For Black History Month, we are profiling prominent African Americans who made a significant and historic impact on Kansas City Public Schools. We want to give credit and our gratitude to the Black Archives of Mid-America in Kansas City and LINC for providing the images and information for this series.
Kansas City, February 28, 2020: Harold Holliday Sr. (1918-1985) was a lawyer and legislator who devoted his career to civil rights activism. Born in Muskogee, Oklahoma, in 1918, he moved with his family two years later to Kansas City and lived there most of his life. After graduating from Central High School and then earning bachelor’s and master’s degrees in economics, Holliday was drafted into the U.S. Army in 1942.
Upon returning home, Holliday applied to the University of Kansas City Law School but initially was rejected based on his race. He fought the decision, gained admittance in 1948, and became the first African American to receive a law degree from the school when he graduated four years later.
Holliday went on to serve in the Missouri House of Representatives from 1965-76, championing progressive legislation and earning a reputation as an inspiring orator.

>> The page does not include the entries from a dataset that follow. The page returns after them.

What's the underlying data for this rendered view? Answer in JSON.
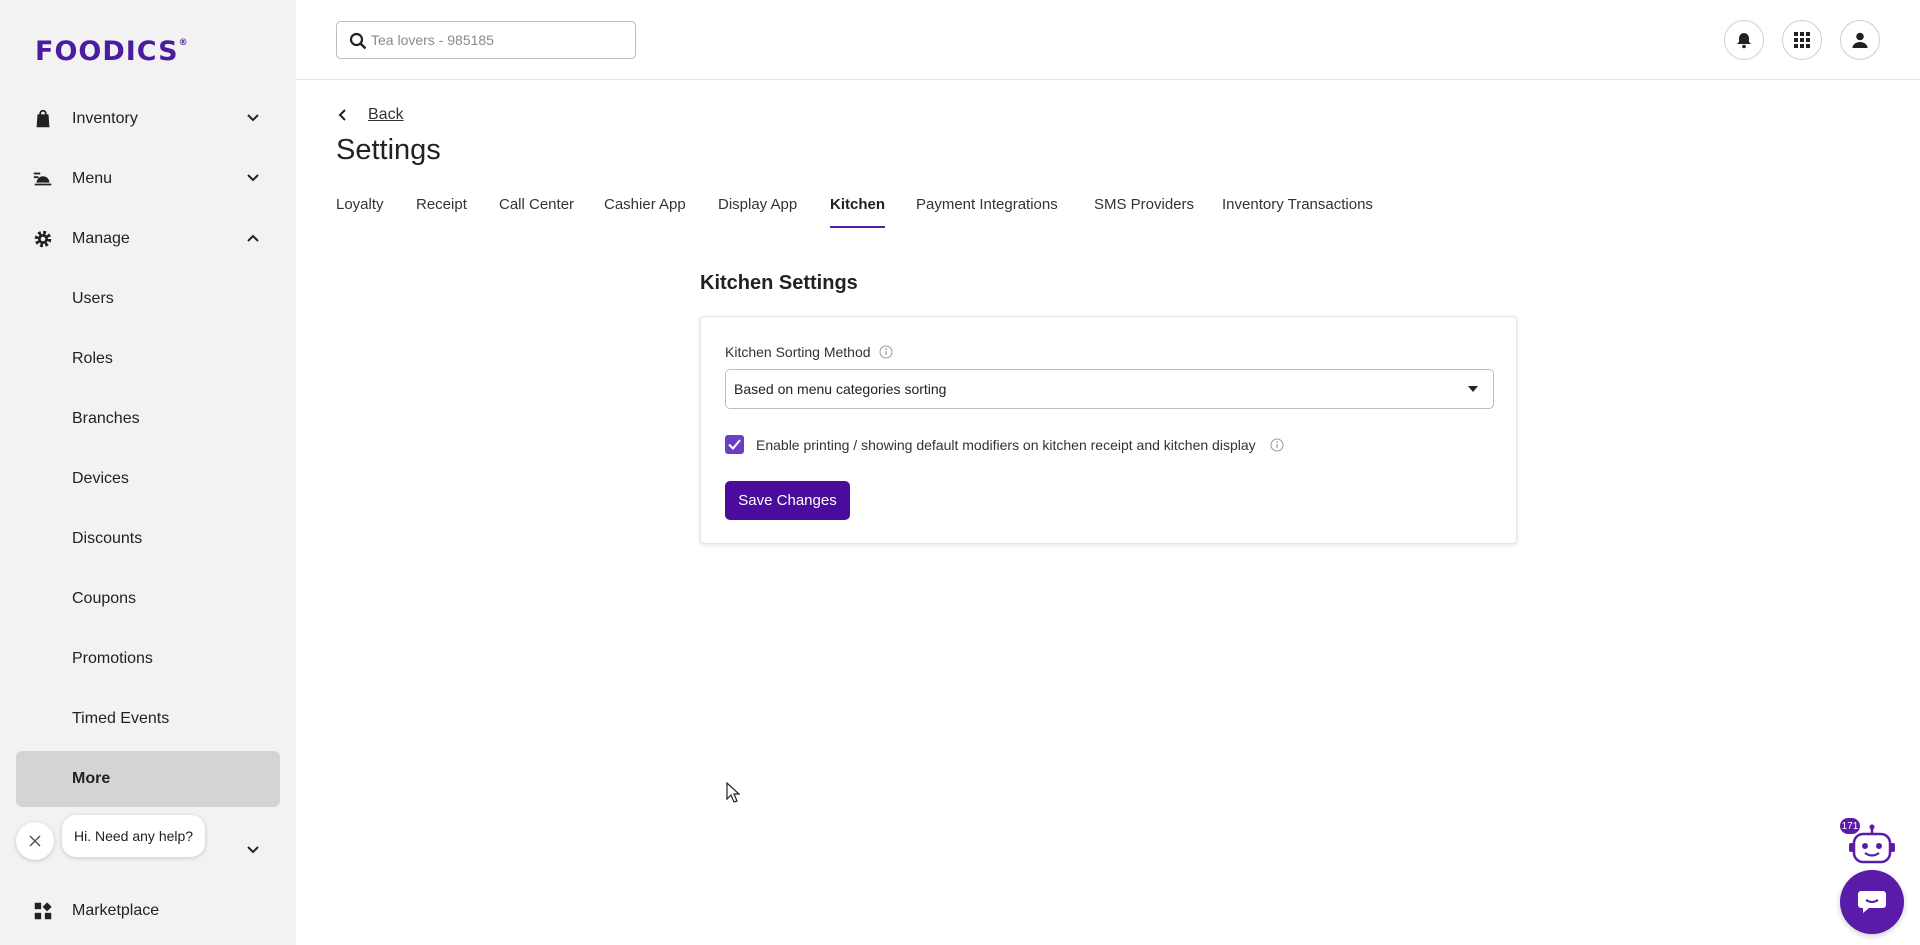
{
  "sidebar": {
    "logo": "FOODICS",
    "logo_mark": "®",
    "items": [
      {
        "label": "Inventory",
        "icon": "shopping-bag-icon",
        "expanded": false
      },
      {
        "label": "Menu",
        "icon": "food-tray-icon",
        "expanded": false
      },
      {
        "label": "Manage",
        "icon": "gear-icon",
        "expanded": true
      }
    ],
    "sub_items": [
      "Users",
      "Roles",
      "Branches",
      "Devices",
      "Discounts",
      "Coupons",
      "Promotions",
      "Timed Events",
      "More"
    ],
    "active_sub_item": "More",
    "marketplace": {
      "label": "Marketplace",
      "icon": "apps-grid-icon"
    }
  },
  "header": {
    "search_placeholder": "Tea lovers - 985185",
    "icons": [
      "bell-icon",
      "apps-grid-icon",
      "user-icon"
    ]
  },
  "main": {
    "back_label": "Back",
    "title": "Settings",
    "tabs": [
      "Loyalty",
      "Receipt",
      "Call Center",
      "Cashier App",
      "Display App",
      "Kitchen",
      "Payment Integrations",
      "SMS Providers",
      "Inventory Transactions"
    ],
    "active_tab": "Kitchen",
    "section_title": "Kitchen Settings",
    "sorting_label": "Kitchen Sorting Method",
    "sorting_value": "Based on menu categories sorting",
    "checkbox_label": "Enable printing / showing default modifiers on kitchen receipt and kitchen display",
    "checkbox_checked": true,
    "save_label": "Save Changes"
  },
  "help": {
    "bubble_text": "Hi. Need any help?",
    "badge_count": "171"
  },
  "colors": {
    "brand": "#4b1ca0",
    "primary_button": "#4b0c9e",
    "checkbox": "#6b3fc1",
    "sidebar_bg": "#f2f2f2",
    "active_item_bg": "#d4d4d4"
  }
}
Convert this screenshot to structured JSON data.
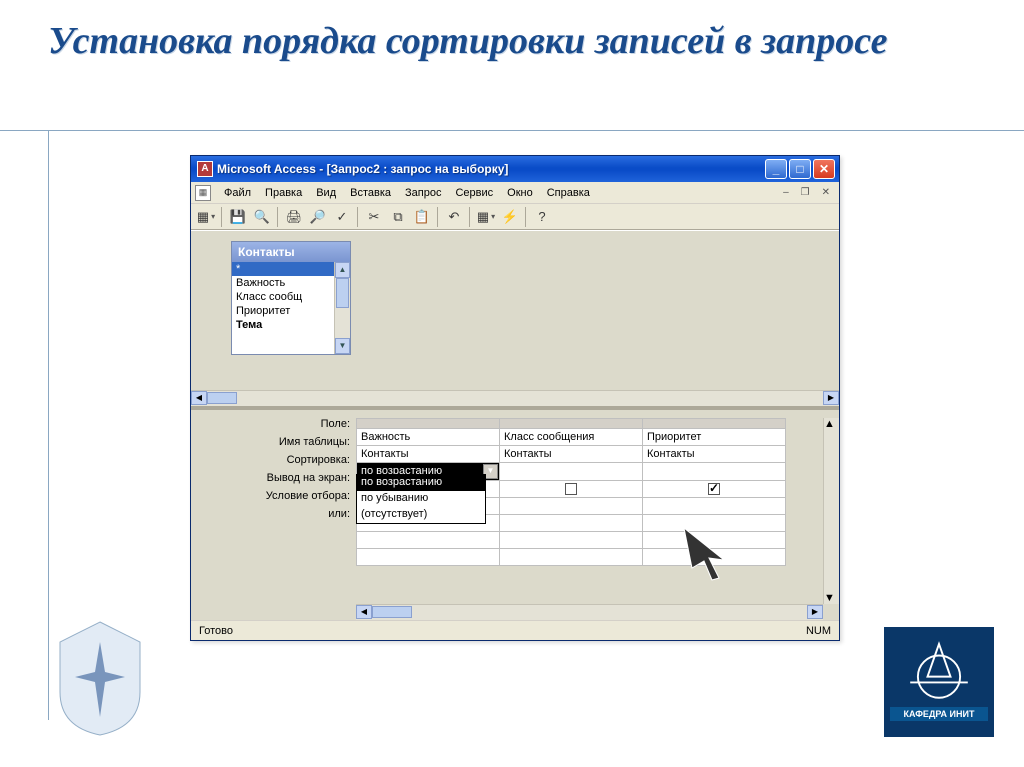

He became a charter member of Kansas City’s Freedom Inc.; served as an officer in the local chapter of the NAACP, in the Urban League, and in multiple bar associations; and continued his public service after leaving the state legislature – as a magistrate judge and then as associate regional counsel in the U.S. Department of Housing and Urban Development.
Harold Holliday, Sr. Montessori School was named in his honor when it opened in 1992.